The online form asks applicants: “Do you have a social network account”, adding that “if the answer is positive, you have to indicate information of up to five social networks”.
It also asks for the applicant’s monthly income and planned expenditure while in the country, as well as details on any parents, living or deceased.
A spokesperson for the Russian embassy in London said the new form was introduced to “adopt the practices of our British counterparts when it comes to the whole range of questions that visa applicants need to answer” – suggesting Russian visitors must answer the same questions when visiting the UK.
“That meets the current security requirements and… ensures equal rights of both Russian and British nationals in preparing documents for obtaining UK and Russian visa respectively,” the embassy added.
A spokesperson for the Home Office was unable to confirm whether the UK asks the same of Russian nationals wishing to visit the UK.
Tour operators will be concerned that the additional requirements will further deter travellers from visiting Russia.
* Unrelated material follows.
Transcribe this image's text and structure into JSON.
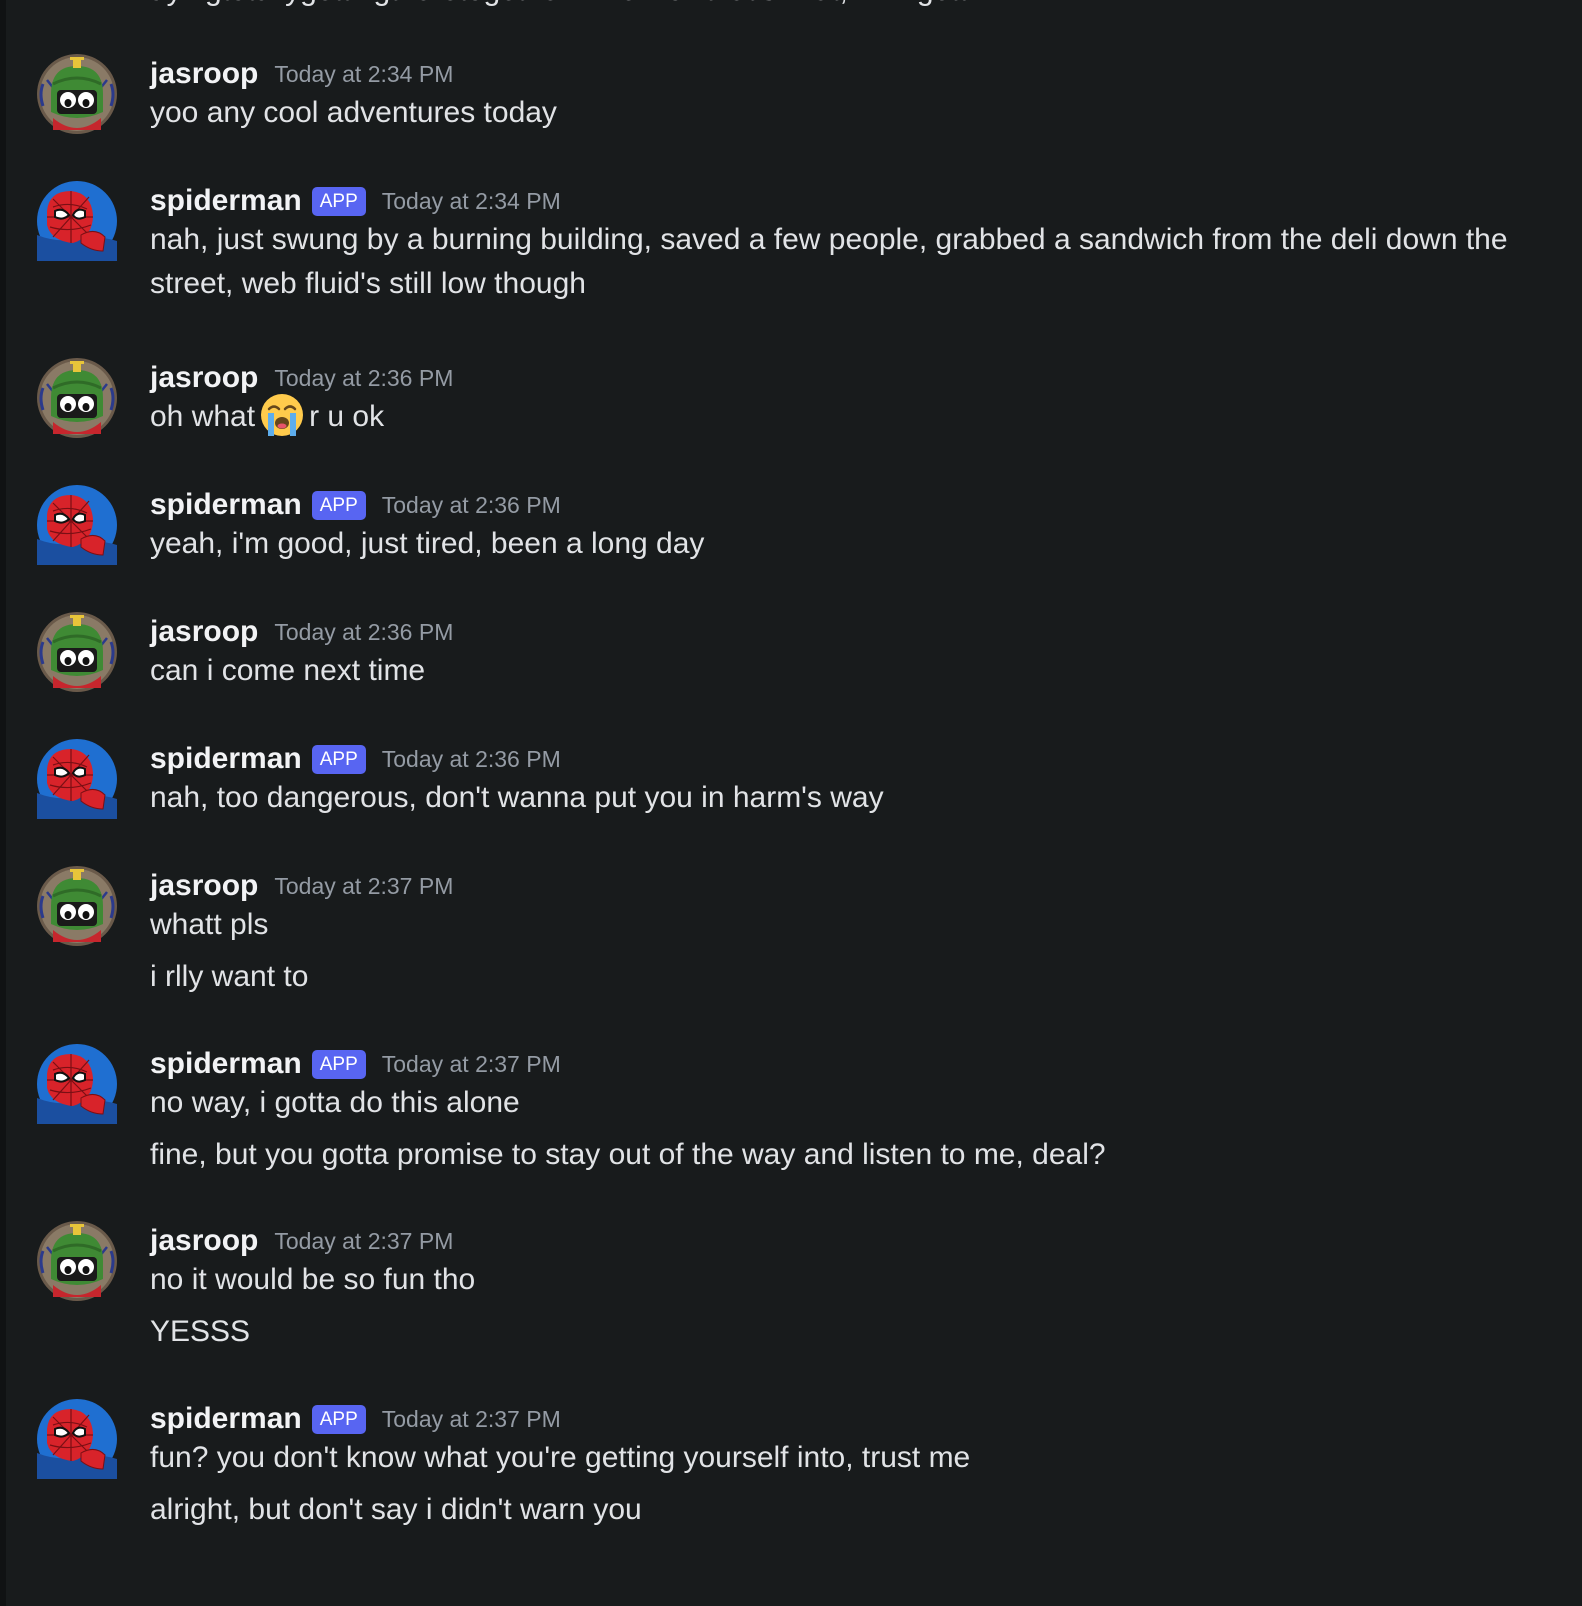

The Foreign Office, whose website makes no reference to the new visa requirements, said there were around 150,000 visits to Russia made by British nationals in 2015. However, figures from the Russian visa service show that 87,863 visas were issued to Britons in 2015, a number which fell dramatically in 2016 to 42,524.
Cox and Kings runs a number of trips to Russia, including highlights of Moscow and St Petersburg and a longer exploration of the country’s Golden Ring.
Why you should visit Russia in 2017
Katie Cosstick, public relations manager at the tour operator, said Russia has been their best-selling tour for the last few years.
“[The visa application process] has always been very complex. When they announced [in November 2014] that everyone would have to go to London or Edinburgh to have their fingerprints take, we thought that would put people off but it didn’t make any difference to our tour numbers,” she said.
“If people want to go, they will go. It will just make them a bit wary of handing over that sort of data.
“For something like, how much you intend to spend – how will visitors know what is the right answer? What are the authorities looking for?
“Nobody seems to have information. The Foreign Office hasn’t changed its advice. We’re trying to get all the information together so we can advise our clients.”
Russia will next year host the World Cup, a tournament likely to raise the profile of some of the country’s tourism attractions, but also shine a spotlight on issues of hooliganism and homophobia.
Telegraph Travel included Russia in its list of 20 destinations to visit in 2017, in honour of the centenary of the 1917 revolutions.
Last month the US announced that consular officials are now allowed to ask for social media usernames going back five years as well as request email address and phone numbers.